Once Reynald perfected this edible illusion in 2011, he was able to scale his product development and launch over 30 alcohol-free spirit variants including bourbon, vodka, tequila and more. He landed on the name ArKay from his time spent working on cosmetics in China, where people had trouble pronouncing his first name. Instead of saying 'Reynald,' their pronunciation was closer to 'Arr-K,' and the brand name was born.
Since then, ArKay's product line has expanded to include both spirits formulated to taste identical and spirits designed to be slightly similar, and slightly different in flavor to their more popular variant. "The ones which are similar, people use them as mocktails, and the ones which are identical people drink them straight," Reynald says.
When he started ArKay in 2011, Reynald remembers magazines claiming that they were the O'Douls of the spirit business. Because they were pioneers in the alcohol-free beer category, he took it as a complement. But that didn't immediately translate to sales.
"The first year we were doing maybe 10 bottles a day, it was nothing," he remembers. "I was losing money every day. Then the second year we were doing 500 bottles a day. I'm speaking about a couple of million dollars after a year. After three years we were doing $15 million. Then in 2019 we were doing $48 million. In 2020, we did $48 million."
At the speed things are moving, Reynald forecasts ArKay will reach the $100 million benchmark by the end of 2021. He says that sales in 2021 are up 10% each month, putting ArKay on track to reach that milestone by fall. With its own, large bottling plant, 110 employees, and Reynald's claim that "we do more sales than all our competitors combined," things are seemingly looking up for ArKay.
COVID has also greatly helped the zero proof space grow, Reynald says, because more people are sick, isolated, and living the booze-free lifestyle. He also explains that those regularly taking medication are a largely unrecognized sector of the community.
"A hundred million people are taking medicine every day in the U.S., so those people cannot drink liquor," he says. "They are all shamed because they cannot drink their favorite whiskey or their favorite tequila, so when they discover ArKay or my competitors, it's a relief. They can be happy, they can drink without drinking. It gives them this joy of living the game."

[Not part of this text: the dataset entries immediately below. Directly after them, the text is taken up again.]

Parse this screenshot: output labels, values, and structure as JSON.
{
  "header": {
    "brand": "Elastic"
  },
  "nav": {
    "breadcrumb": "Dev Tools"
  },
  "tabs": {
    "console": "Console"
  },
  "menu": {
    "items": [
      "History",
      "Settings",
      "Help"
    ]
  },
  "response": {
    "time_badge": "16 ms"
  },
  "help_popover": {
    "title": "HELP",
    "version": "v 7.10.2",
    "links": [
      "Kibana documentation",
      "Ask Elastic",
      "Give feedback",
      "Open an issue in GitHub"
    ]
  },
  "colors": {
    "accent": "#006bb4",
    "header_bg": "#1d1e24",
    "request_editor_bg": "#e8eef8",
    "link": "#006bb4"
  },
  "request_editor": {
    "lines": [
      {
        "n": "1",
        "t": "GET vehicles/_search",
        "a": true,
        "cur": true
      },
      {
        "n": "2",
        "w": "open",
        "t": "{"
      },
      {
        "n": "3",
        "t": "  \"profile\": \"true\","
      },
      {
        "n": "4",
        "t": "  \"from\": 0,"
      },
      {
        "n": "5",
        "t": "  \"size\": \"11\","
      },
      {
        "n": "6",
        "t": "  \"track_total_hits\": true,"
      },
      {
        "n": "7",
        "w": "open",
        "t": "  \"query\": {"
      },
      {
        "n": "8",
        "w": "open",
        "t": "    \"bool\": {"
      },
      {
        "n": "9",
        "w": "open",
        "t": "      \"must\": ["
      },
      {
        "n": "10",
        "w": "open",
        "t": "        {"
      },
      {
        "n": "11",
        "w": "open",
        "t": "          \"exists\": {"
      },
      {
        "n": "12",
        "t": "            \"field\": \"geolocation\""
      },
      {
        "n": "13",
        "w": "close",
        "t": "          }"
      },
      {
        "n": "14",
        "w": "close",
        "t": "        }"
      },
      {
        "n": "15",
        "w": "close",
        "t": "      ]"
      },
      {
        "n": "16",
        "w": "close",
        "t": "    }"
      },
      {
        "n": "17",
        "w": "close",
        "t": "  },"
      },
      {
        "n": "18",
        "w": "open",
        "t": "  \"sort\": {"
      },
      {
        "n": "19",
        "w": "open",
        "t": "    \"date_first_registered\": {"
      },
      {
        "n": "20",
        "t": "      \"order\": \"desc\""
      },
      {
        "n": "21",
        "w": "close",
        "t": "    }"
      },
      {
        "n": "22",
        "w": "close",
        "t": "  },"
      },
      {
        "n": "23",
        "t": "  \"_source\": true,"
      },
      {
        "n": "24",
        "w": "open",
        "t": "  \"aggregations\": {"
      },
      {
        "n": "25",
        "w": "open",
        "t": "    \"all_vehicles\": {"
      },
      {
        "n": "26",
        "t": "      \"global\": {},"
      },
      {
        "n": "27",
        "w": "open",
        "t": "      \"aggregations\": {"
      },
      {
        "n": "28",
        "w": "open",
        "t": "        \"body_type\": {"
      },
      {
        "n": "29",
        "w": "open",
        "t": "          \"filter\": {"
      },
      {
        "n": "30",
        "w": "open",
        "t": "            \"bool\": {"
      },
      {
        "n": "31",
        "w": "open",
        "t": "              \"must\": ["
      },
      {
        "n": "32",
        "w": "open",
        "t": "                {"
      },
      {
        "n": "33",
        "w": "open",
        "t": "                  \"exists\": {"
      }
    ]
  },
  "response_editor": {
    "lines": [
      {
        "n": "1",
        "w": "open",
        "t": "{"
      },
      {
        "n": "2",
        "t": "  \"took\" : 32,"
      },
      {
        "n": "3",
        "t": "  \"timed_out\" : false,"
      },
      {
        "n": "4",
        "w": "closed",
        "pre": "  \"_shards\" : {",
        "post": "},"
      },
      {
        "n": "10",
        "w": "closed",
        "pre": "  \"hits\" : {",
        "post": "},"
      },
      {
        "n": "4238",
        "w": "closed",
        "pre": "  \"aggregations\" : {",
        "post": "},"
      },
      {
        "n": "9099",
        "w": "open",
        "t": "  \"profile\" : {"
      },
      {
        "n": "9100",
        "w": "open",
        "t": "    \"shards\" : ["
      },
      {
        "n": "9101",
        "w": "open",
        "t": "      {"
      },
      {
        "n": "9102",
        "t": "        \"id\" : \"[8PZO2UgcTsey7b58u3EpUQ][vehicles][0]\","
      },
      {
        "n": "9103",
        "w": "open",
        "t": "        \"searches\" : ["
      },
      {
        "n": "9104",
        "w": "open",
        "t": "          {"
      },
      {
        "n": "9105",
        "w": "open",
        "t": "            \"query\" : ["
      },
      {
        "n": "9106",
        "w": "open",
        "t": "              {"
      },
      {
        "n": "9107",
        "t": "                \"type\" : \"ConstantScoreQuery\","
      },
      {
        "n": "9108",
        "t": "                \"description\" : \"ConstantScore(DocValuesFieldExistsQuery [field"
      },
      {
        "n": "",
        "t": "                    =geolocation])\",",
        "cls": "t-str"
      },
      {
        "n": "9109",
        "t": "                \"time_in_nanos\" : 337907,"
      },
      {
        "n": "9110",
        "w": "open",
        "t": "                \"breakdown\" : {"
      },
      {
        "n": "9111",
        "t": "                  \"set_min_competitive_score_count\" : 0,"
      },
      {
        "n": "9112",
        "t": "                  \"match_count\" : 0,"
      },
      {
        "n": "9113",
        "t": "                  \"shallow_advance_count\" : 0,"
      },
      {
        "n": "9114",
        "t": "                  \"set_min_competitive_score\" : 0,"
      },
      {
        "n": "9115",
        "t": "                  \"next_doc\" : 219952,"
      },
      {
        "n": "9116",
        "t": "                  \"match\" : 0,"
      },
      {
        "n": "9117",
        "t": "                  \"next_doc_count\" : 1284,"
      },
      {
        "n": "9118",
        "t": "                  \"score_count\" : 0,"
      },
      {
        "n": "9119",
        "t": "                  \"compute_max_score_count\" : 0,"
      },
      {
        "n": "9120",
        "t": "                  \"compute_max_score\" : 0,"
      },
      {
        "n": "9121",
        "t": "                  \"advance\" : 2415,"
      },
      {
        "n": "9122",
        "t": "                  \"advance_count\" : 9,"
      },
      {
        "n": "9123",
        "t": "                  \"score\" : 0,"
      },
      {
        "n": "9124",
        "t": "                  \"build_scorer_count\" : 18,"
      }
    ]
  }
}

ArKay has also developed something of a reputation for sharing clever press releases with back-handed compliments that simultaneously congratulate fellow booze-free manufacturers while also reminding consumers that ArKay did it first.
In a recent press release promoting its 10th anniversary, ArKay writes, "We are extremely thankful that competitors such as Diageo-Seedlip have followed ArKay´s footsteps to change consumers' lifestyles."
An example of a cheeky press release taken from ArKay's website
Another recent press release says, "Arkay understands the hard work of launching a new brand and more if the brand is alcohol-free; for that matter, Arkay wants to thank Diageo (Gordon's owners) and Bacardi-Martini for launching an alcohol-free drink version on their own. It does feel great to see that the idea of alcohol-free spirits is now a trend that is expanding worldwide."
Considering that ArKay has many variants - 40 at our most recent count - everyone else in the space could be treated as a potential competitor. Nonetheless, Reynald doesn't see them that way. Between his kind words and slightly passive-aggressive press releases, 'frenemies' might be a better way of looking at it.
"If someone looks for very good gin, they look for Seedlip, and then the same person looks for a very good brandy so they look for ArKay because Seedlip doesn't make brandy," he says. "In the end, they are helping me a lot. We have over 70 competitors, and we love them all."